The Straits Times, Saturday 1 October 2011
UNTOUCHED primary forests are ‘irreplaceable’ when it comes to saving tropical biodiversity, say researchers from the National University of Singapore (NUS).
Their work with scientists from Australia, Europe and the US analysed studies from around the world, comparing undisturbed forests with those that had been affected by farming, logging, plantations and other human activity.
The study, published in the journal Nature last month, also highlighted which regions of the globe have not been sufficiently studied. Africa is one, it found.

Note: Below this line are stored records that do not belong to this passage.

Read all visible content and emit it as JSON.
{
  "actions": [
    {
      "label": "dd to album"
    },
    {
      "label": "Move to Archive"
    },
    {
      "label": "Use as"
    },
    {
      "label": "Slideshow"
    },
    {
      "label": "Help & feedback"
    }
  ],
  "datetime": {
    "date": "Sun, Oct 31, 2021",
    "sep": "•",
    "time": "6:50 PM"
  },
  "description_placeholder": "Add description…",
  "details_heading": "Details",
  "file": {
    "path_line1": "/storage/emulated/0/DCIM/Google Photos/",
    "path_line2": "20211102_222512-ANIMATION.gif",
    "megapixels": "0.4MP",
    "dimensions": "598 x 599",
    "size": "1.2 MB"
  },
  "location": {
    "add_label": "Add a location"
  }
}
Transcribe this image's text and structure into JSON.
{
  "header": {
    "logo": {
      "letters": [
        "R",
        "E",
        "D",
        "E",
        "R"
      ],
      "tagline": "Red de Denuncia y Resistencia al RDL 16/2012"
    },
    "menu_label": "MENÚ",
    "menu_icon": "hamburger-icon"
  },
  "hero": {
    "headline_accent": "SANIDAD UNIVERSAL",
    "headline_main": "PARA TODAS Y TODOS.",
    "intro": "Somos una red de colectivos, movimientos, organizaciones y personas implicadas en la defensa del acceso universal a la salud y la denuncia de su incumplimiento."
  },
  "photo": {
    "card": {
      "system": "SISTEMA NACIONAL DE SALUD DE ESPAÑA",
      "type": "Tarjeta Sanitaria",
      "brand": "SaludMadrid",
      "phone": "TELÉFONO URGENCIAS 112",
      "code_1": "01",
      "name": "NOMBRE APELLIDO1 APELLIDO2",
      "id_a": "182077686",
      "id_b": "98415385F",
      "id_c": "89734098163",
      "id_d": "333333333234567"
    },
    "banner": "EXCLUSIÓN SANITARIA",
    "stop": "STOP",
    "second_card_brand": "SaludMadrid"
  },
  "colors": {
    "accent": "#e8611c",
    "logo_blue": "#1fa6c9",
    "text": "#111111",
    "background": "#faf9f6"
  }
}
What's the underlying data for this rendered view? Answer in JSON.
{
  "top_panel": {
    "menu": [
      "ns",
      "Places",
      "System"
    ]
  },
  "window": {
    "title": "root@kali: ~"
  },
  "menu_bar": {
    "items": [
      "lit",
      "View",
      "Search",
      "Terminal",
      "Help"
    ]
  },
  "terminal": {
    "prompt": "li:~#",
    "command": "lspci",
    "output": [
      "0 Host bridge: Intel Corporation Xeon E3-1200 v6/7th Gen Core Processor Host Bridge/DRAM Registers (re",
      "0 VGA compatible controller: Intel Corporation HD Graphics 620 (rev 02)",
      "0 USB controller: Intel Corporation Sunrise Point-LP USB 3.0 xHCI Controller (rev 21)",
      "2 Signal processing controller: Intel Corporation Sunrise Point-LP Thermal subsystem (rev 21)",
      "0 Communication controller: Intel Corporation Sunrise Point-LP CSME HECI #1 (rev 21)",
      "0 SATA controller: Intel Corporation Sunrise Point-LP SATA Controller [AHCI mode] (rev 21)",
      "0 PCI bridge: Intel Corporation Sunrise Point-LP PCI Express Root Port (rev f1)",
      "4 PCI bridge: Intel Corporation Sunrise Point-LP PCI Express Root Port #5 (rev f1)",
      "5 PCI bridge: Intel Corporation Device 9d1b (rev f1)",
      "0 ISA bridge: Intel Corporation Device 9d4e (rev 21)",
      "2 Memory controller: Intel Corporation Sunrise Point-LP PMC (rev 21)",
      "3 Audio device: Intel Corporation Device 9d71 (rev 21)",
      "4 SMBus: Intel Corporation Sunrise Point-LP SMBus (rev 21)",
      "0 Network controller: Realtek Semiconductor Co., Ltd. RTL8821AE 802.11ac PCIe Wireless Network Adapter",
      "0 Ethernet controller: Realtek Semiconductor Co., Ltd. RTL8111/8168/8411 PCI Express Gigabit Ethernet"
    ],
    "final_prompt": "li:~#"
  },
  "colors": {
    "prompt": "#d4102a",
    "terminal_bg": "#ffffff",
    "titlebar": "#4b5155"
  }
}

Birds, insects and plants are most vulnerable to forest clearing, the researchers said.